In addition to the common documentation methods of cylinder seals by rolled impression and photography, this collection also offers 3D-models and digital impressions. The 3D-scans can be performed without impacting the objects, thus reducing the risks. This method allows even the most fragile of seals to be documented, including those too delicate to be used for a rolled impression. These scans offer a true-to-scale reproduction of the seals.
RADAR service offers the ability to search for research data descriptions of the Natural Resources Institute Finland (Luke). The service includes descriptions of research data for agriculture, forestry and food sectors, game management, fisheries and environment. The public web service aims to facilitate discovering subjects of natural resources studies. In addition to Luke's research data descriptions one can search metadata of the Finnish Environment Institute (SYKE). The interface between Luke and SYKE metadata services combines Luke's research data descriptions and SYKE's descriptions of spatial datasets and data systems into a unified search service.
The German Text Archive (Deutsches Textarchiv, DTA) presents online a selection of key German-language works in various disciplines from the 17th to 19th centuries. The electronic full-texts are indexed linguistically and the search facilities tolerate a range of spelling variants. The DTA presents German-language printed works from around 1650 to 1900 as full text and as digital facsimile. The selection of texts was made on the basis of lexicographical criteria and includes scientific or scholarly texts, texts from everyday life, and literary works. The digitalisation was made from the first edition of each work. Using the digital images of these editions, the text was first typed up manually twice (‘double keying’). To represent the structure of the text, the electronic full-text was encoded in conformity with the XML standard TEI P5. The next stages complete the linguistic analysis, i.e. the text is tokenised, lemmatised, and the parts of speech are annotated. The DTA thus presents a linguistically analysed, historical full-text corpus, available for a range of questions in corpus linguistics.
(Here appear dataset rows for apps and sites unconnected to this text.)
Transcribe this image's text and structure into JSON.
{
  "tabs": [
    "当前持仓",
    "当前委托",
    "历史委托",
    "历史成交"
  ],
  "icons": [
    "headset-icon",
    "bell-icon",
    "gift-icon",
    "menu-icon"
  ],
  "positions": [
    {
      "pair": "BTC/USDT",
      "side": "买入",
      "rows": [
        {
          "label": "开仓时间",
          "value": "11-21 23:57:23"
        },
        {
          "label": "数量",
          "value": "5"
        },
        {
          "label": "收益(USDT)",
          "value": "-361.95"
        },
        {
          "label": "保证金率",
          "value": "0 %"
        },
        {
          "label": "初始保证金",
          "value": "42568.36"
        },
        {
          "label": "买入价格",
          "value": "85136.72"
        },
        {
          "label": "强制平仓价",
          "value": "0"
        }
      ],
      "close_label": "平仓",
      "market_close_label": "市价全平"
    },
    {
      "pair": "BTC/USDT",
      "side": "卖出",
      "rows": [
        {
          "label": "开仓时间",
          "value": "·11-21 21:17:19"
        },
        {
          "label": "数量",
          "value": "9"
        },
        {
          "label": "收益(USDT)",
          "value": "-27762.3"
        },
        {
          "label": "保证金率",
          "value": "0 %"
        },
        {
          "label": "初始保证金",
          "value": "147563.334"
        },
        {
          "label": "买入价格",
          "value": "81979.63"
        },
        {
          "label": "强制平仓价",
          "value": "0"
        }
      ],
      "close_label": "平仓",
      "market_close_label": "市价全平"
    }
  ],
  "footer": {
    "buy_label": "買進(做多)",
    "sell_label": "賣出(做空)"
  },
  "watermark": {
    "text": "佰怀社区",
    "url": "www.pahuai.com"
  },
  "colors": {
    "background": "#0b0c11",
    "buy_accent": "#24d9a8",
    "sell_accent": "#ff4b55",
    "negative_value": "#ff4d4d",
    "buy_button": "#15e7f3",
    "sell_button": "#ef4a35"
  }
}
Thanks to the interdisciplinary nature of the DTA Corpus, it also offers valuable source-texts for neighbouring disciplines in the humanities, and for scientists, legal scholars and economists.
Greengenes is an Earth Sciences website that assists clinical and environmental microbiologists from around the globe in classifying microorganisms from their local environments. A 16S rRNA gene database addresses limitations of public repositories by providing chimera screening, standard alignment, and taxonomic classification using multiple published taxonomies.
The Universal Protein Resource (UniProt) is a comprehensive resource for protein sequence and annotation data. The UniProt databases are the UniProt Knowledgebase (UniProtKB), the UniProt Reference Clusters (UniRef), and the UniProt Archive (UniParc). The UniProt Metagenomic and Environmental Sequences (UniMES) database is a repository specifically developed for metagenomic and environmental data.